“Right out of high school, I had a nine piece rhythm and blues band, Battleaxe, and we went right on tour,” recounts Chiarelli. “I went on the road and never looked back. I did a lot of Etta James and Coco Taylor and that was a learning experience. Around that time, I did a stint with Ronnie Hawkins. He was in London, Ontario and we were playing with Battleaxe. He saw me and he invited me to play with him. It was around that time that I met Biscuit. He was either coming or going depending upon the situation.
“Interestingly, when I first went on the road… I think it was Saginaw, Michigan, if you can imagine,” adds Chiarelli. “I went to a jam and there was this great band playing and the first thing that they asked, knowing that I was from Canada was, “Do you know Biscuit Boy?” This is long before the Internet and it was so amazing. All the way in Saginaw, Michigan, they were excited that I might know Biscuit. He was quite the legendary fellow as we know.”
With Hamilton as her reclaimed base, Chiarelli continues to tour — at the time of the interview discussions are about Cuba and Colorado concert events. Chiarelli’s 2011 documentary and album Music From the Big House explores the roots of the blues in a very special way and the film continues to resonate with new fans and keeping her busy.
“Music from the Big House ended up being a documentary of my journey to Louisiana and the Angola State Penitentiary,” explains Chiarelli. “It was a violent and brutal place — a plantation at the turn of the century. Historically it has an incredible musical history. Led Belly recorded there — stuff in the Smithsonian, an incredible collection of music. In that place, you had both that violence and that beauty. It was just the right timing and the right amount of talking to the right warden and I ended up going in. it took many visits and many years but eventually I got to film and perform with the inmates. It wasn’t Johnny Cash at Folsom Prison. That was fantastic but this one I’m with the inmates performing. The film is still showing all over the place. I did 25 different states with the film two summers ago, but it still keeps going. It’s a very powerful and moving film, more than people thought.”
Fans hope for a new album soon, but for now, Chiarelli is content settling back into Hamilton and focusing on performing choice gigs. This weekend offers her first big concert in Hamilton since her return and in honour of an old friend. With Mike Hickey (bass), Rick Fines (guitar), and Sean O’Grady (drums), Rita Chiarelli plays BWAF for the first time but is ready to make a splash.
“The move has kept me a little busy the last while,” admits Chiarelli. “I’m focused on doing some writing and doing some great gigs.

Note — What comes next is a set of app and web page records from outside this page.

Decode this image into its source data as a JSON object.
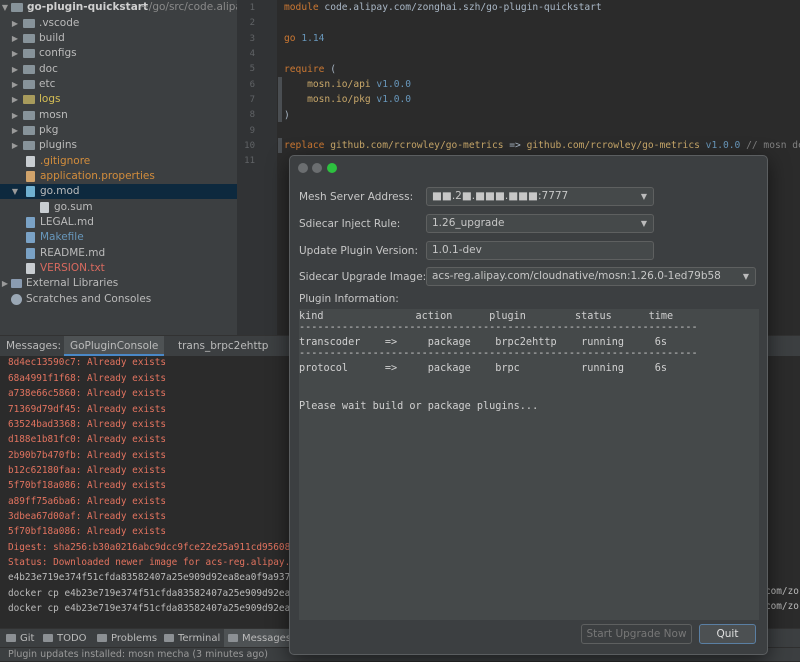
{
  "project": {
    "root_name": "go-plugin-quickstart",
    "root_path": "~/go/src/code.alipay.co",
    "items": [
      {
        "label": ".vscode",
        "kind": "folder"
      },
      {
        "label": "build",
        "kind": "folder"
      },
      {
        "label": "configs",
        "kind": "folder"
      },
      {
        "label": "doc",
        "kind": "folder"
      },
      {
        "label": "etc",
        "kind": "folder"
      },
      {
        "label": "logs",
        "kind": "folder"
      },
      {
        "label": "mosn",
        "kind": "folder"
      },
      {
        "label": "pkg",
        "kind": "folder"
      },
      {
        "label": "plugins",
        "kind": "folder"
      },
      {
        "label": ".gitignore",
        "kind": "file"
      },
      {
        "label": "application.properties",
        "kind": "file"
      },
      {
        "label": "go.mod",
        "kind": "file"
      },
      {
        "label": "go.sum",
        "kind": "file"
      },
      {
        "label": "LEGAL.md",
        "kind": "file"
      },
      {
        "label": "Makefile",
        "kind": "file"
      },
      {
        "label": "README.md",
        "kind": "file"
      },
      {
        "label": "VERSION.txt",
        "kind": "file"
      },
      {
        "label": "External Libraries",
        "kind": "lib"
      },
      {
        "label": "Scratches and Consoles",
        "kind": "scratch"
      }
    ]
  },
  "editor": {
    "line_numbers": [
      "1",
      "2",
      "3",
      "4",
      "5",
      "6",
      "7",
      "8",
      "9",
      "10",
      "11"
    ],
    "l1_kw": "module",
    "l1_rest": " code.alipay.com/zonghai.szh/go-plugin-quickstart",
    "l3_kw": "go",
    "l3_num": " 1.14",
    "l5_kw": "require",
    "l5_rest": " (",
    "l6_mod": "mosn.io/api",
    "l6_ver": " v1.0.0",
    "l7_mod": "mosn.io/pkg",
    "l7_ver": " v1.0.0",
    "l8": ")",
    "l10_kw": "replace",
    "l10_a": " github.com/rcrowley/go-metrics",
    "l10_arrow": " => ",
    "l10_b": "github.com/rcrowley/go-metrics",
    "l10_ver": " v1.0.0",
    "l10_cm": " // mosn dependen"
  },
  "messages": {
    "label": "Messages:",
    "tabs": [
      "GoPluginConsole",
      "trans_brpc2ehttp"
    ]
  },
  "console": {
    "red_lines": [
      "8d4ec13590c7: Already exists",
      "68a4991f1f68: Already exists",
      "a738e66c5860: Already exists",
      "71369d79df45: Already exists",
      "63524bad3368: Already exists",
      "d188e1b81fc0: Already exists",
      "2b90b7b470fb: Already exists",
      "b12c62180faa: Already exists",
      "5f70bf18a086: Already exists",
      "a89ff75a6ba6: Already exists",
      "3dbea67d00af: Already exists",
      "5f70bf18a086: Already exists",
      "Digest: sha256:b30a0216abc9dcc9fce22e25a911cd956087e",
      "Status: Downloaded newer image for acs-reg.alipay.co"
    ],
    "gray_lines": [
      "e4b23e719e374f51cfda83582407a25e909d92ea8ea0f9a9371b",
      "docker cp e4b23e719e374f51cfda83582407a25e909d92ea8e",
      "docker cp e4b23e719e374f51cfda83582407a25e909d92ea8e"
    ],
    "right_tails": [
      "com/zo",
      "com/zo"
    ]
  },
  "toolwindows": [
    {
      "label": "Git"
    },
    {
      "label": "TODO"
    },
    {
      "label": "Problems"
    },
    {
      "label": "Terminal"
    },
    {
      "label": "Messages"
    }
  ],
  "status": {
    "text": "Plugin updates installed: mosn mecha (3 minutes ago)"
  },
  "dialog": {
    "mesh_label": "Mesh Server Address:",
    "mesh_value": "■■.2■.■■■.■■■:7777",
    "inject_label": "Sdiecar Inject Rule:",
    "inject_value": "1.26_upgrade",
    "version_label": "Update Plugin Version:",
    "version_value": "1.0.1-dev",
    "image_label": "Sidecar Upgrade Image:",
    "image_value": "acs-reg.alipay.com/cloudnative/mosn:1.26.0-1ed79b58",
    "info_label": "Plugin Information:",
    "info_lines": [
      "kind               action      plugin        status      time",
      "-----------------------------------------------------------------",
      "transcoder    =>     package    brpc2ehttp    running     6s",
      "-----------------------------------------------------------------",
      "protocol      =>     package    brpc          running     6s",
      "Please wait build or package plugins..."
    ],
    "upgrade_button": "Start Upgrade Now",
    "quit_button": "Quit"
  }
}
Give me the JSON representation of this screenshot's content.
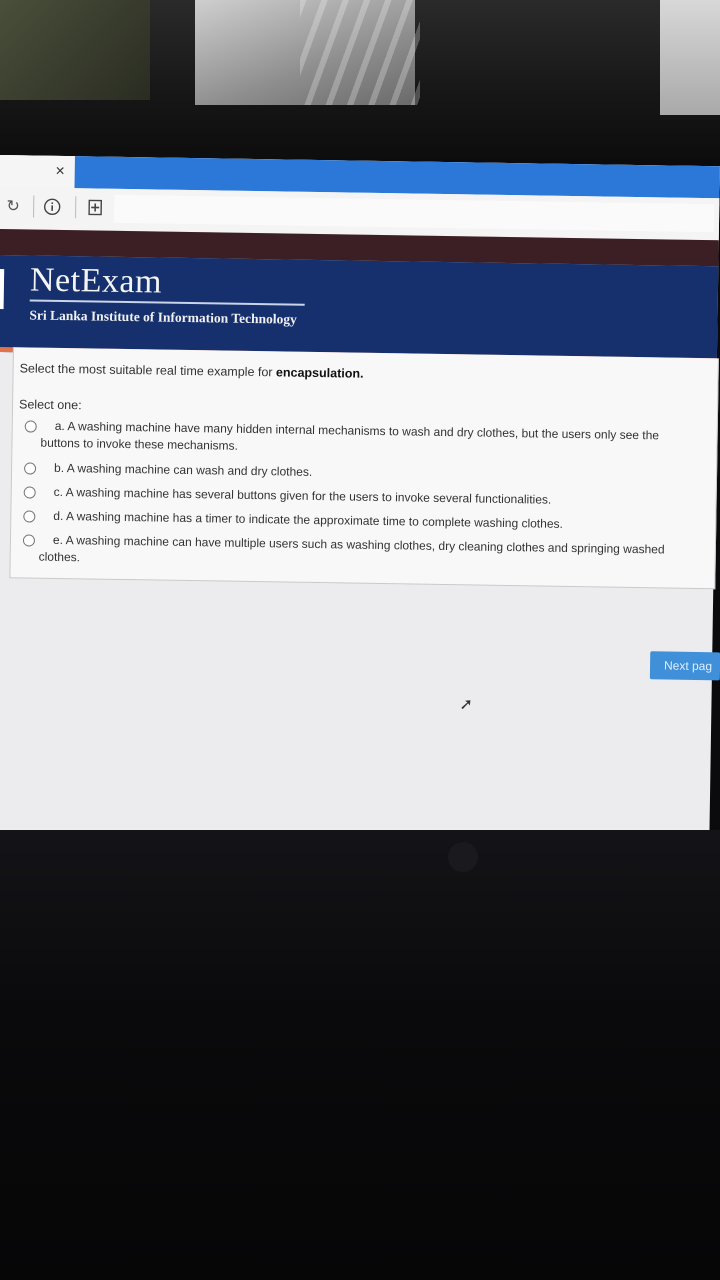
{
  "browser": {
    "close_glyph": "×",
    "icons": [
      "refresh-icon",
      "info-icon",
      "new-tab-icon"
    ]
  },
  "site": {
    "logo_text": "NetExam",
    "subtitle": "Sri Lanka Institute of Information Technology"
  },
  "question": {
    "prompt_prefix": "Select the most suitable real time example for ",
    "prompt_emphasis": "encapsulation.",
    "select_label": "Select one:",
    "options": [
      {
        "text": "a. A washing machine have many hidden internal mechanisms to wash and dry clothes, but the users only see the buttons to invoke these mechanisms.",
        "selected": false
      },
      {
        "text": "b. A washing machine can wash and dry clothes.",
        "selected": false
      },
      {
        "text": "c. A washing machine has several buttons given for the users to invoke several functionalities.",
        "selected": false
      },
      {
        "text": "d. A washing machine has a timer to indicate the approximate time to complete washing clothes.",
        "selected": false
      },
      {
        "text": "e. A washing machine can have multiple users such as washing clothes, dry cleaning clothes and springing washed clothes.",
        "selected": false
      }
    ]
  },
  "navigation": {
    "next_label": "Next pag"
  }
}
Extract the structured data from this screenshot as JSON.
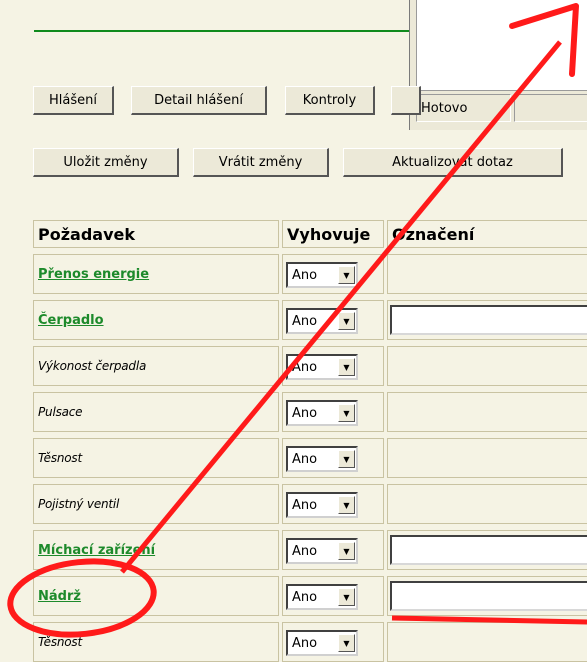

I’m pretty excited about BWAF. It’s a great event. I love the fact that these guys are keeping this memory of Richard Newell alive.
“There are a few things we all remember about Richard but mostly his incredible talent,” adds Chiarelli. “He will definitely go down in history as one of the best harp players — blues especially — ever. He was a phenomenal player and had phenomenal knowledge on the blues and R&B. He had fans all around the world but never left Hamilton. I’m honoured myself to pay tribute to Biscuit and help with the fundraiser in his memory for music students. It’s a great thing all around from what I can tell.
“We’re all coming together to put on this concert for an important cause and in the memory of a great Hamiltonian and we should all be proud of Richard Newell’s accomplishment in the world as an amazing musician. I’m just happy to join the celebration. I’m going to sing my ass off. I’m sure everyone will be singing their ass off. That’s what I plan to do.” V
Rita Chiarelli plays Blues With A Feeling 12 this Saturday June 7 at Bay City Music Hall with Earl Johnson, Groove Corporation, Bump City and Ronnie Copple. Doors open at 7:30pm and admission is $30 at the door.